Do you have any advice for future budding producers wanting to get into the industry?
I think the great thing about music technology at this point, is that it’s very affordable for young musicians to get set up, whether its software based, or a combination or software and hardware. The music making tools at your disposal at this point in time are very affordable and very functional. When I first started making records, it was very expensive and the sheer expense of it made it very prohibitive. Home musicians are doing amazing things in their home studios now so it’s just a case of understanding those opportunities, working hard and writing good tunes. It’s also just about “doing the work” Every time you record or play live you learn something new so that accumulates over time and like all things “the more you practice the better you get. Great music must be original and have integrity and be an honest reflection of the artist that makes the music. Don’t make someone else’s music.
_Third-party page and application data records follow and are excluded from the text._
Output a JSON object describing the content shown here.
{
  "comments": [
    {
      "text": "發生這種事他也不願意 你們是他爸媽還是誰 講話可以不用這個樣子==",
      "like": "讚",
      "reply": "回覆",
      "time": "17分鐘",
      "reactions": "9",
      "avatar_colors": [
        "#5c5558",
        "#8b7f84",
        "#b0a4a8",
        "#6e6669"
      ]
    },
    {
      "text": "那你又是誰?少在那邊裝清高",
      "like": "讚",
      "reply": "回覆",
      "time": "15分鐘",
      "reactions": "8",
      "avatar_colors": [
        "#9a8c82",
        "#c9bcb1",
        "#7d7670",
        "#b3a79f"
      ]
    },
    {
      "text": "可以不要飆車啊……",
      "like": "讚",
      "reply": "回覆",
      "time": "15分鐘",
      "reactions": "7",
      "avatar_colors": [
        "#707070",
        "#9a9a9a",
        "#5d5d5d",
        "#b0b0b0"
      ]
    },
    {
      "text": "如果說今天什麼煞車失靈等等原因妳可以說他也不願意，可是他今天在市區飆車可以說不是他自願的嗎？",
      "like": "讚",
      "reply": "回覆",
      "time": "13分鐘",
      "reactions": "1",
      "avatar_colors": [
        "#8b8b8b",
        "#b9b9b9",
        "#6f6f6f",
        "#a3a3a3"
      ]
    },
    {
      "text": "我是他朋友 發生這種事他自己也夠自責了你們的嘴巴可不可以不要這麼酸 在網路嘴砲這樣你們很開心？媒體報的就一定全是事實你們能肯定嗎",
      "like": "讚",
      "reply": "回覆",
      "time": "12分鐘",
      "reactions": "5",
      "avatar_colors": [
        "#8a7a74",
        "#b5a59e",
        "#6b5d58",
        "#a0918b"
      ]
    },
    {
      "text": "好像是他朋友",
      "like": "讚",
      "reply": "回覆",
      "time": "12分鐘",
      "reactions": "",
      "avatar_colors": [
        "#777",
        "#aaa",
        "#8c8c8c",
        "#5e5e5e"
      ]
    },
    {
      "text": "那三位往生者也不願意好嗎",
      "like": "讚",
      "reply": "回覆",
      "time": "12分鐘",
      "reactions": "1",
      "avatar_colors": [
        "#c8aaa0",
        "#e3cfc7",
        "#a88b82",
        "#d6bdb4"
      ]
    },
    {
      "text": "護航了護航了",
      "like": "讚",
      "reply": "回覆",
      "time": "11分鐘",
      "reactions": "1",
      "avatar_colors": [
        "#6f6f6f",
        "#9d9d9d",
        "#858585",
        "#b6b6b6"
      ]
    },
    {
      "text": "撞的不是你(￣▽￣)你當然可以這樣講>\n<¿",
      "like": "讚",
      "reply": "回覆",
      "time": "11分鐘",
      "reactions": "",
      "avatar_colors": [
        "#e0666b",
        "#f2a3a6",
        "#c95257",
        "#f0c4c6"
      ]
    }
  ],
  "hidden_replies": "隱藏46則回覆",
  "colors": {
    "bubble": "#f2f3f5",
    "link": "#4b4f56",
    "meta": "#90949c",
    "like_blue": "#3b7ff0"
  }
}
Find your own sound and your own space and be brave.
If you had a big Audio crystal ball, what’s your predictions for the synths of the future?
I think everything old is new again, we’ve seen a huge resurgence of analogue designs come from many of the major players’ particularly Japanese and American manufacturers. I think the warmth of analogue sounds combined with the reliability of some digital elements, is where synths are going. Technology has re-embraced the sheer beauty of analogue sounds and manufactures like Korg are not only continuing to re build some of their own classics, but they have also done a lovely job of re-creating an American classic the ARP Odyssey.
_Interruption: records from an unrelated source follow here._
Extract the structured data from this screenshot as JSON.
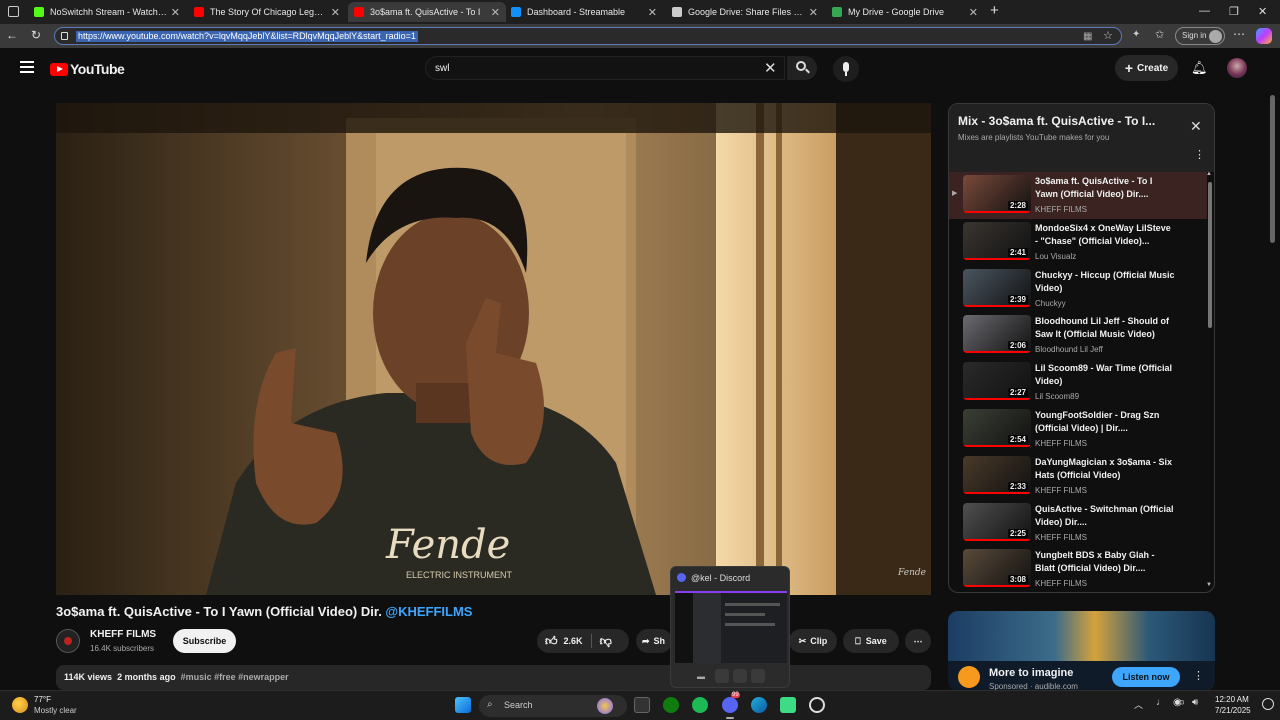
{
  "browser": {
    "tabs": [
      {
        "title": "NoSwitchh Stream - Watch Live o",
        "color": "#53fc18",
        "active": false
      },
      {
        "title": "The Story Of Chicago Legend Lil Y",
        "color": "#ff0000",
        "active": false
      },
      {
        "title": "3o$ama ft. QuisActive - To I",
        "color": "#ff0000",
        "active": true
      },
      {
        "title": "Dashboard - Streamable",
        "color": "#0f90fa",
        "active": false
      },
      {
        "title": "Google Drive: Share Files Online w",
        "color": "#cccccc",
        "active": false
      },
      {
        "title": "My Drive - Google Drive",
        "color": "#34a853",
        "active": false
      }
    ],
    "url": "https://www.youtube.com/watch?v=lqvMqqJeblY&list=RDlqvMqqJeblY&start_radio=1",
    "sign_in_label": "Sign in"
  },
  "youtube": {
    "logo_text": "YouTube",
    "search_value": "swl",
    "create_label": "Create"
  },
  "video": {
    "title_main": "3o$ama ft. QuisActive - To I Yawn (Official Video) Dir. ",
    "title_tag": "@KHEFFILMS",
    "hoodie_text": "Fende",
    "hoodie_sub": "ELECTRIC INSTRUMENT",
    "watermark": "Fende",
    "channel": "KHEFF FILMS",
    "subscribers": "16.4K subscribers",
    "subscribe_label": "Subscribe",
    "likes": "2.6K",
    "share_label": "Sh",
    "clip_label": "Clip",
    "save_label": "Save",
    "views": "114K views",
    "age": "2 months ago",
    "hashtags": "#music #free #newrapper"
  },
  "playlist": {
    "title": "Mix - 3o$ama ft. QuisActive - To I...",
    "subtitle": "Mixes are playlists YouTube makes for you",
    "items": [
      {
        "title": "3o$ama ft. QuisActive - To I Yawn (Official Video) Dir....",
        "channel": "KHEFF FILMS",
        "duration": "2:28",
        "current": true,
        "color": "#7a4a3a"
      },
      {
        "title": "MondoeSix4 x OneWay LilSteve - \"Chase\" (Official Video)...",
        "channel": "Lou Visualz",
        "duration": "2:41",
        "current": false,
        "color": "#3a3530"
      },
      {
        "title": "Chuckyy - Hiccup (Official Music Video)",
        "channel": "Chuckyy",
        "duration": "2:39",
        "current": false,
        "color": "#4a5560"
      },
      {
        "title": "Bloodhound Lil Jeff - Should of Saw It (Official Music Video)",
        "channel": "Bloodhound Lil Jeff",
        "duration": "2:06",
        "current": false,
        "color": "#6a6a70"
      },
      {
        "title": "Lil Scoom89 - War Time (Official Video)",
        "channel": "Lil Scoom89",
        "duration": "2:27",
        "current": false,
        "color": "#2a2a2a"
      },
      {
        "title": "YoungFootSoldier - Drag Szn (Official Video) | Dir....",
        "channel": "KHEFF FILMS",
        "duration": "2:54",
        "current": false,
        "color": "#3a4035"
      },
      {
        "title": "DaYungMagician x 3o$ama - Six Hats (Official Video)",
        "channel": "KHEFF FILMS",
        "duration": "2:33",
        "current": false,
        "color": "#4a3a2a"
      },
      {
        "title": "QuisActive - Switchman (Official Video) Dir....",
        "channel": "KHEFF FILMS",
        "duration": "2:25",
        "current": false,
        "color": "#505050"
      },
      {
        "title": "Yungbelt BDS x Baby Glah - Blatt (Official Video) Dir....",
        "channel": "KHEFF FILMS",
        "duration": "3:08",
        "current": false,
        "color": "#5a4a3a"
      }
    ]
  },
  "ad": {
    "title": "More to imagine",
    "sponsor": "Sponsored · audible.com",
    "cta": "Listen now"
  },
  "discord_popup": {
    "title": "@kel - Discord"
  },
  "taskbar": {
    "temperature": "77°F",
    "weather": "Mostly clear",
    "search_label": "Search",
    "time": "12:20 AM",
    "date": "7/21/2025",
    "discord_badge": "99"
  }
}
What’s next for Steve Williams?
Hopefully just making lots and lots more music. My work philosophy has always been, I create quality through quantity in that I just try to keep working all of the time and then let time decide which tracks to keep and which tracks to ditch. But for me it’s a case of staying busy to keep that momentum going. I just love making music. And every year I get a little more skilled and the studio gets a little more crowded. It has been a fantastic journey for me over the past 40 years and I can’t even imagine doing anything else. I feel very fortunate to have discovered synths at such a young age and to have shared so many amazing times both on stage and in the studio.
It has been one hell of a ride and I have enjoyed both the highs and the lows of the music industry.
Is there anything else you would like to share with us?
Buy hardware! Lots of hardware!!!!